    These statements are all so political and often create a de-incentive for people to work there because they are using quotas rather than finding the best people for the job.

  2. So he wants to get more Indians into Microsoft… great…. I’m not white caucasian, but I’ve worked for both mostly Indian staffed and mostly white-staffed companies, and I’d rather work for a mostly white company any day. The way they manage the company is more efficient than the Indian-run counterparts. I have a better work/life balance with the white-managed company. The Indian-managed company is mostly staffed by messengers, not managers. They’ll work you to death and expect more from you.

    I truly hope MS and other corporations will add more white caucasians to their IT staff.

    • Chuck Felon

      White people and English have become too expensive. 99% of the Indians I’ve worked with (a few dozen at least) had non-stellar communication skills when using English, especially in the form of writing. Fluency in English is valuable, rare, and a very expensive language for companies to use as their main choice.

      But does clear communication really matter in technology or business? Not when an impossible deadline is approaching. Although miscommunications due to lack of 100% fluency (in English) are the biggest killers of outsourced projects, the odds are overall in your favor. For example:

      If the overseas labor is ten times cheaper, a company can simply outsource the same project to 10 different overseas software shops. The odds are pretty good that one of them will get it right. I’ve witnessed the final results of about a dozen outsourced projects, and while none of them were successful, they provided a type of prototype that could be reverse-engineered in-house.

  3. MS is already an extraordinarily diverse company. And at what point will reverse discrimination ever be recognized for what it is? Caucasian is the new minority IMO. @Ken, @Rob S – Agree 100% and well said, both of you.

  4. When they make these assessments they need to take into consideration the percentage of applicants that have the appropriate college degrees and/or certifications for the positions they are applying. Reverse discrimination is a bigger problem than discrimination in many of these large IT companies. The stereotype of white men being more discriminatory than other groups in white collar environments is a myth.

    • I’ve noticed that companies don’t verify degrees like they used to. Instead, they give you a tech screen, an interview, and maybe a test or two, and that’s all. Even if the job description says a computer science degree is required, there’s no way for employers to quickly weed out the applicants who are fraudulent (they said they have a degree that they don’t really have).

      So how do you suggest companies weed out the reals from the fakes?

      • Unless there’s a gov’t requirement for a degree, it’s really irrelevant on the resume, except to show people that you went through some formal training.
        You weed out the fakirs by simply asking them questions to prove that they understand what they put on their resume. If you don’t know how to ask the right questions, you should find someone who can or you’ll go through an endless array of incompetents.
        For example: “You said on your resume that you built a phone app to handle a survey. How did you build the app? What made you decide to create a phone app? What tools did you use? How did you test the app?” etc. Anyone who can’t answer questions like these probably, at best, was a minor contributor of the created app.

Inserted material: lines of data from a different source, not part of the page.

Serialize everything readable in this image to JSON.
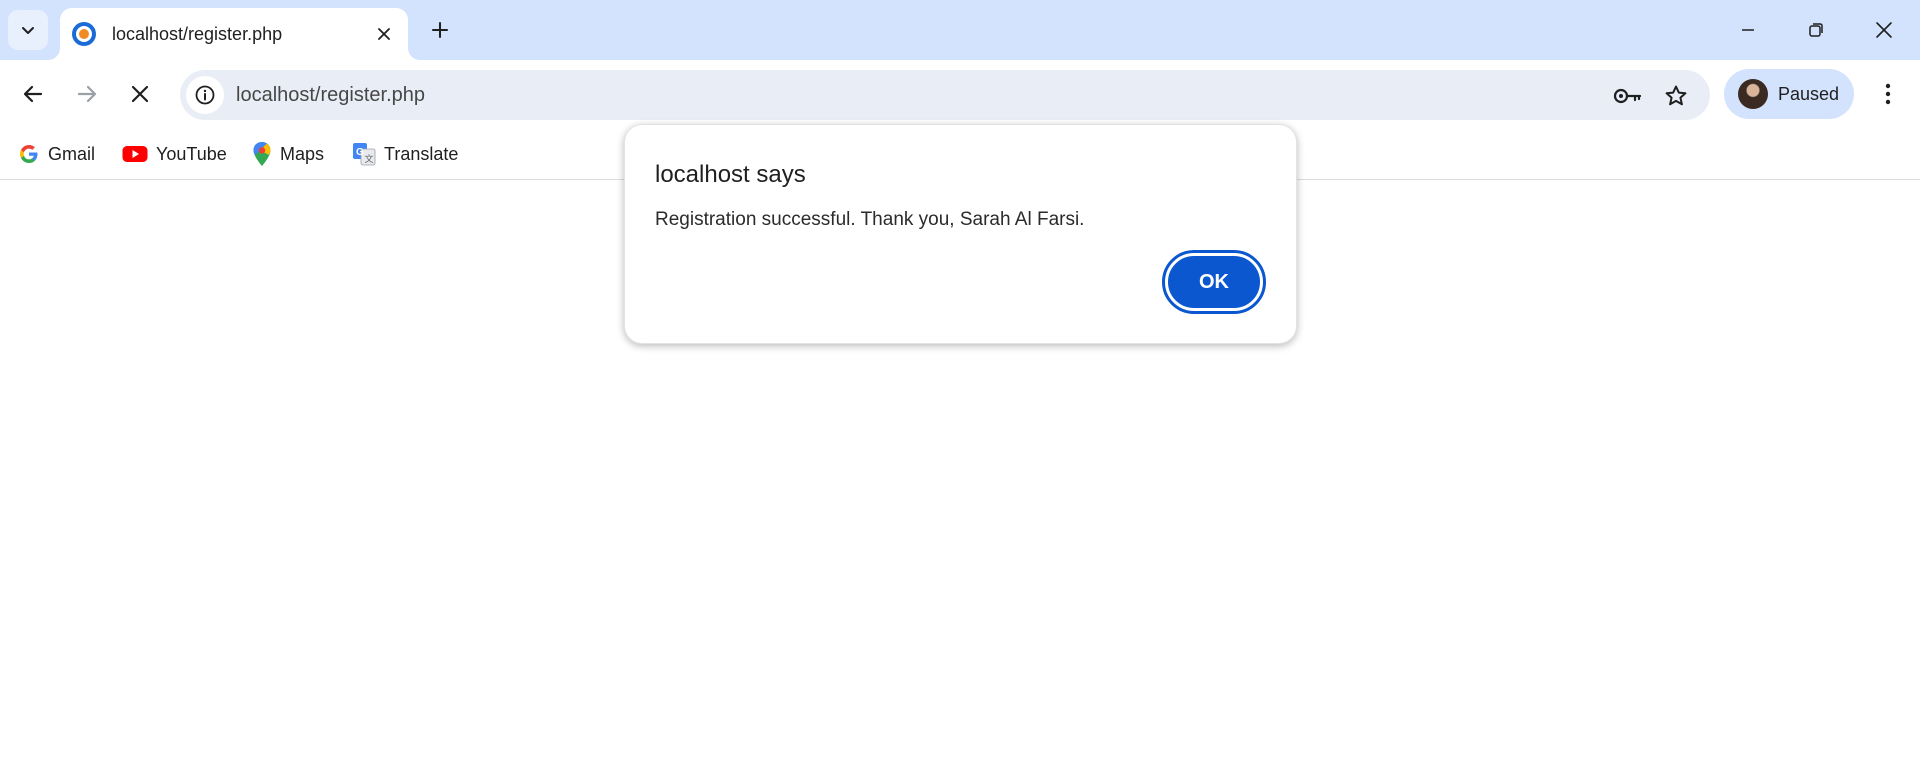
{
  "tab": {
    "title": "localhost/register.php"
  },
  "omnibox": {
    "url": "localhost/register.php"
  },
  "profile": {
    "label": "Paused"
  },
  "bookmarks": [
    {
      "label": "Gmail",
      "icon": "google-icon"
    },
    {
      "label": "YouTube",
      "icon": "youtube-icon"
    },
    {
      "label": "Maps",
      "icon": "maps-icon"
    },
    {
      "label": "Translate",
      "icon": "translate-icon"
    }
  ],
  "dialog": {
    "title": "localhost says",
    "message": "Registration successful. Thank you, Sarah Al Farsi.",
    "ok_label": "OK"
  },
  "colors": {
    "tabstrip": "#d3e3fd",
    "omnibox": "#e9eef6",
    "accent": "#0b57d0"
  }
}
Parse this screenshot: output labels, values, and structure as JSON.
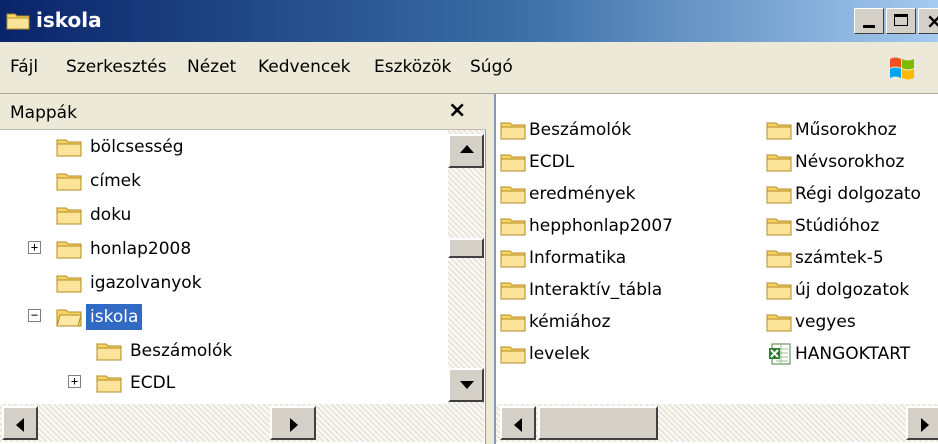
{
  "window": {
    "title": "iskola"
  },
  "menu": [
    "Fájl",
    "Szerkesztés",
    "Nézet",
    "Kedvencek",
    "Eszközök",
    "Súgó"
  ],
  "folders_panel": {
    "title": "Mappák",
    "close_glyph": "×",
    "tree": [
      {
        "label": "bölcsesség",
        "expander": "",
        "selected": false
      },
      {
        "label": "címek",
        "expander": "",
        "selected": false
      },
      {
        "label": "doku",
        "expander": "",
        "selected": false
      },
      {
        "label": "honlap2008",
        "expander": "+",
        "selected": false
      },
      {
        "label": "igazolvanyok",
        "expander": "",
        "selected": false
      },
      {
        "label": "iskola",
        "expander": "−",
        "selected": true
      },
      {
        "label": "Beszámolók",
        "expander": "",
        "selected": false
      },
      {
        "label": "ECDL",
        "expander": "+",
        "selected": false
      }
    ]
  },
  "files": {
    "column1": [
      "Beszámolók",
      "ECDL",
      "eredmények",
      "hepphonlap2007",
      "Informatika",
      "Interaktív_tábla",
      "kémiához",
      "levelek"
    ],
    "column2": [
      {
        "label": "Műsorokhoz",
        "icon": "folder-icon"
      },
      {
        "label": "Névsorokhoz",
        "icon": "folder-icon"
      },
      {
        "label": "Régi dolgozato",
        "icon": "folder-icon"
      },
      {
        "label": "Stúdióhoz",
        "icon": "folder-icon"
      },
      {
        "label": "számtek-5",
        "icon": "folder-icon"
      },
      {
        "label": "új dolgozatok",
        "icon": "folder-icon"
      },
      {
        "label": "vegyes",
        "icon": "folder-icon"
      },
      {
        "label": "HANGOKTART",
        "icon": "excel-file-icon"
      }
    ]
  },
  "colors": {
    "selection": "#316ac5",
    "folder": "#f7d56a",
    "title_bar": "#0a246a"
  }
}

  5. Since Microsoft is pledging more company diversity, where on their application do I tell them all about my being a white (Caucasian) male homosexual? I bring this up because 1. NOBODY else has, and 2. being gay is what diversity means to me.

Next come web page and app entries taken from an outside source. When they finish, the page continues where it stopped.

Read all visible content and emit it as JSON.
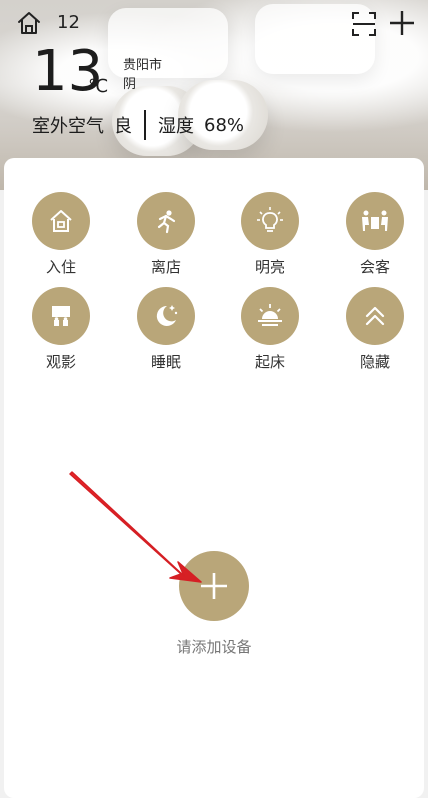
{
  "header": {
    "room_number": "12",
    "temperature": "13",
    "temperature_unit": "℃",
    "city": "贵阳市",
    "weather": "阴",
    "air_label": "室外空气",
    "air_quality": "良",
    "humidity_label": "湿度",
    "humidity_value": "68%"
  },
  "scenes": [
    {
      "label": "入住",
      "icon": "home-icon"
    },
    {
      "label": "离店",
      "icon": "running-person-icon"
    },
    {
      "label": "明亮",
      "icon": "lightbulb-icon"
    },
    {
      "label": "会客",
      "icon": "meeting-icon"
    },
    {
      "label": "观影",
      "icon": "cinema-icon"
    },
    {
      "label": "睡眠",
      "icon": "moon-stars-icon"
    },
    {
      "label": "起床",
      "icon": "sunrise-icon"
    },
    {
      "label": "隐藏",
      "icon": "chevron-up-double-icon"
    }
  ],
  "add_device": {
    "label": "请添加设备"
  },
  "colors": {
    "accent": "#b9a679",
    "arrow": "#e8262a"
  }
}
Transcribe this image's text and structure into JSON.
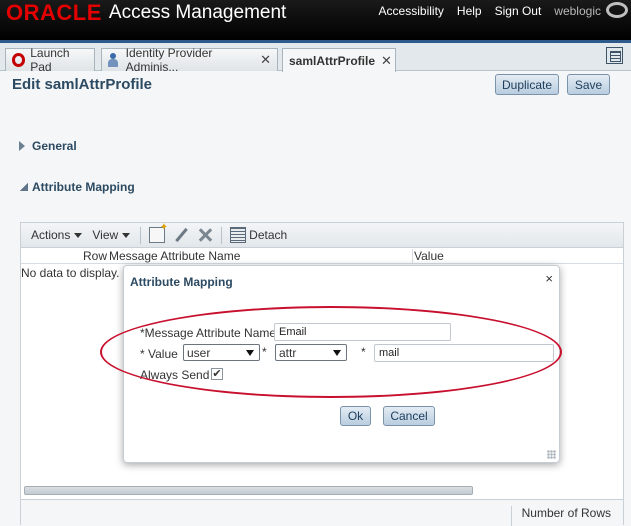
{
  "header": {
    "brand": "ORACLE",
    "product": "Access Management",
    "links": [
      "Accessibility",
      "Help",
      "Sign Out"
    ],
    "user": "weblogic"
  },
  "tabs": [
    {
      "label": "Launch Pad",
      "icon": "launch-pad-icon",
      "closable": false,
      "active": false
    },
    {
      "label": "Identity Provider Adminis...",
      "icon": "user-icon",
      "closable": true,
      "active": false
    },
    {
      "label": "samlAttrProfile",
      "icon": "",
      "closable": true,
      "active": true
    }
  ],
  "page": {
    "title": "Edit samlAttrProfile",
    "duplicate_label": "Duplicate",
    "save_label": "Save"
  },
  "sections": {
    "general": "General",
    "attribute_mapping": "Attribute Mapping"
  },
  "table": {
    "toolbar": {
      "actions": "Actions",
      "view": "View",
      "detach": "Detach"
    },
    "columns": {
      "row": "Row",
      "name": "Message Attribute Name",
      "value": "Value"
    },
    "empty_text": "No data to display.",
    "footer": "Number of Rows"
  },
  "dialog": {
    "title": "Attribute Mapping",
    "close": "×",
    "name_label": "Message Attribute Name",
    "name_value": "Email",
    "value_label": "Value",
    "value_select": "user",
    "attr_select": "attr",
    "attr_text": "mail",
    "always_send_label": "Always Send",
    "always_send_checked": true,
    "ok_label": "Ok",
    "cancel_label": "Cancel",
    "required_marker": "*"
  },
  "colors": {
    "brand_red": "#e20000",
    "header_bg": "#000000",
    "accent_blue": "#2c4a62",
    "annotation": "#c8102e"
  }
}
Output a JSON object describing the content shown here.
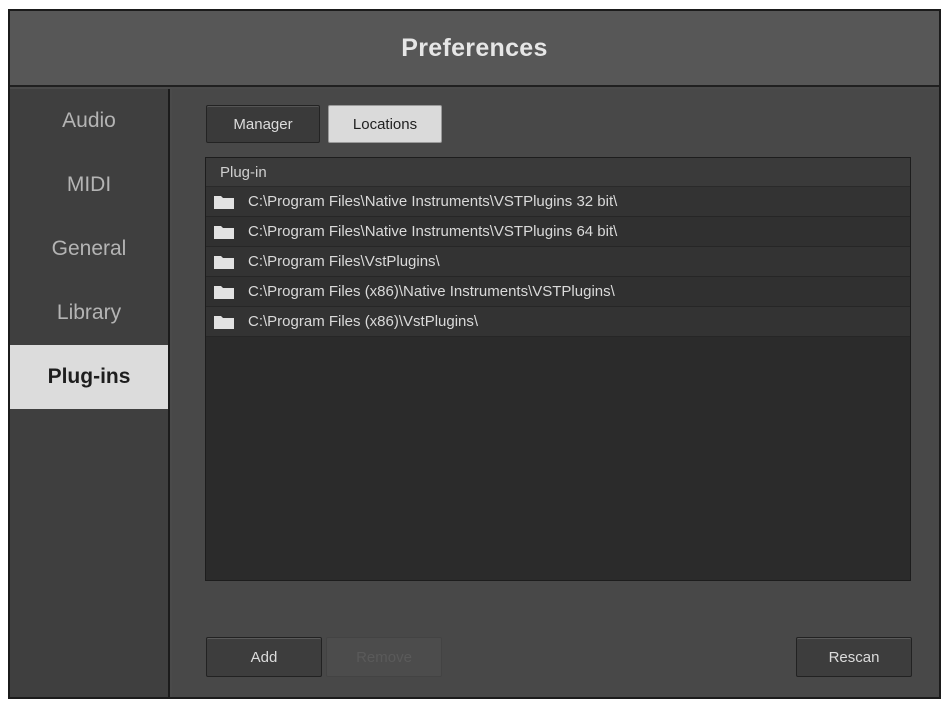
{
  "window": {
    "title": "Preferences"
  },
  "sidebar": {
    "items": [
      {
        "label": "Audio",
        "active": false
      },
      {
        "label": "MIDI",
        "active": false
      },
      {
        "label": "General",
        "active": false
      },
      {
        "label": "Library",
        "active": false
      },
      {
        "label": "Plug-ins",
        "active": true
      }
    ]
  },
  "tabs": [
    {
      "label": "Manager",
      "active": false
    },
    {
      "label": "Locations",
      "active": true
    }
  ],
  "list": {
    "header": "Plug-in",
    "icon": "folder-icon",
    "rows": [
      "C:\\Program Files\\Native Instruments\\VSTPlugins 32 bit\\",
      "C:\\Program Files\\Native Instruments\\VSTPlugins 64 bit\\",
      "C:\\Program Files\\VstPlugins\\",
      "C:\\Program Files (x86)\\Native Instruments\\VSTPlugins\\",
      "C:\\Program Files (x86)\\VstPlugins\\"
    ]
  },
  "buttons": {
    "add": "Add",
    "remove": "Remove",
    "remove_enabled": false,
    "rescan": "Rescan"
  },
  "colors": {
    "window_bg": "#4a4a4a",
    "active_tab_bg": "#dadada",
    "list_bg": "#2b2b2b"
  }
}
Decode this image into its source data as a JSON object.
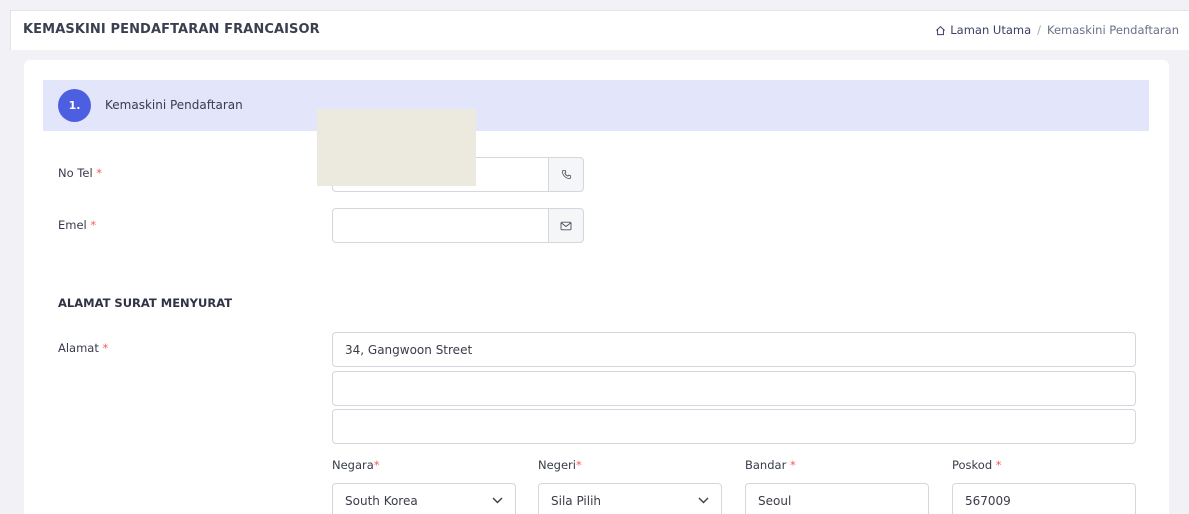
{
  "header": {
    "title": "KEMASKINI PENDAFTARAN FRANCAISOR",
    "breadcrumb": {
      "home": "Laman Utama",
      "separator": "/",
      "current": "Kemaskini Pendaftaran"
    }
  },
  "step": {
    "number": "1.",
    "label": "Kemaskini Pendaftaran"
  },
  "form": {
    "required_mark": "*",
    "no_tel": {
      "label": "No Tel",
      "value": "",
      "icon": "phone-icon"
    },
    "emel": {
      "label": "Emel",
      "value": "",
      "icon": "mail-icon"
    },
    "section_title": "ALAMAT SURAT MENYURAT",
    "alamat": {
      "label": "Alamat",
      "line1": "34, Gangwoon Street",
      "line2": "",
      "line3": ""
    },
    "negara": {
      "label": "Negara",
      "value": "South Korea"
    },
    "negeri": {
      "label": "Negeri",
      "value": "Sila Pilih"
    },
    "bandar": {
      "label": "Bandar",
      "value": "Seoul"
    },
    "poskod": {
      "label": "Poskod",
      "value": "567009"
    }
  },
  "colors": {
    "accent": "#4d5fe1",
    "step_bg": "#e3e5fb",
    "required": "#f35d5d",
    "redaction": "#ece9df"
  }
}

    As for English being an expensive language, I’d like to point out that nearly all programming tools in existence were invented within English.

    I don’t intend to sound racist, but it seems that all my life I’ve been penalized for being white, for issues I’ve never had anything to do with, and sometimes a touch of resentment will creep out in my posts.